Judging from the first few listens, this would probably be hailed as the best Slayer album ever recorded. Every song from start to finish, save one (“Temptation”), leaves a mark that makes you want to listen to it again. Never has a Slayer album been this infectious and catchy! Even mad thrashing songs like “War Ensemble” and “Born of Fire” emanate a singy-songy vibe that everybody will remember for a period of time (an ominous sign for a review).

Carrying with what South of Heaven left us, the songs are strategically paced, meaning there are no songs that rekindle the breakneck, frantic, frenetic frenzy of Reign In Blood (although “War Ensemble” comes damn close). In addition, the songs are more commercially viable, so it doesn’t come as a surprise that MTV included the melodic and epic title track in the regular playlist of Headbanger’s Ball.

It then becomes evident that Slayer has matured greatly from their speed metal heydays, evident from their subdued songs and the prominence of mood and atmosphere (“Dead Skin Mask”, the title track), and tuneful solos (!), all of which are a result of improved songwriting.

However, this thing ain’t a Merlot, folks, because at the same time, this is the easiest Slayer album to digest, which is in fact a bad thing. The songs, except again “War Ensemble”, don’t really age well. Part of the problem is the simplified, straightforward attack they supplied the album. Any amazing album challenges the listeners in determining the nuances and the skill of the music before they are able to unfold the greatness of the album. With this, however, almost all of the songs are upfront and naked, as they suffer from the same thrash-chugging riff template. “Blood Red” and “Skeletons of Society” are some of the songs which are nicely composed, memorable, and musically convincing, but after playing it back again and again, given their problems, they sound exhausted and eventually loses their power.

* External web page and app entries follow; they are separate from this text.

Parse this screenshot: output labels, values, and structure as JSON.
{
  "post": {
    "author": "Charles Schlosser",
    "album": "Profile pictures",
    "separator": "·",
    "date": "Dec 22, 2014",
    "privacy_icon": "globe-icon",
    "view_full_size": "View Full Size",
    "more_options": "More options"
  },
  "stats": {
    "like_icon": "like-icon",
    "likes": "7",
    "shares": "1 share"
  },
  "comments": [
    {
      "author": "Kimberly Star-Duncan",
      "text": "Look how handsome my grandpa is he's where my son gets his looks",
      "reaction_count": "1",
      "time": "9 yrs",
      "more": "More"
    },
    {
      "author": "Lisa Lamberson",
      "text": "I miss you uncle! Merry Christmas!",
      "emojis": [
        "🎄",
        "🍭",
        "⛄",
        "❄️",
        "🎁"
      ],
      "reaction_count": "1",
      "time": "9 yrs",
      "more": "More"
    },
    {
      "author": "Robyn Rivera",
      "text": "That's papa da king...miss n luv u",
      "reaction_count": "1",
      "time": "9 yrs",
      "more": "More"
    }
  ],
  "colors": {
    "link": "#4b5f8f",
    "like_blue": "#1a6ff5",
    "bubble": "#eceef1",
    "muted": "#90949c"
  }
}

Granted that this album falls a little bit short from its conceived reputation, it still is a worthy listen. It’s just a bit overrated for its own good.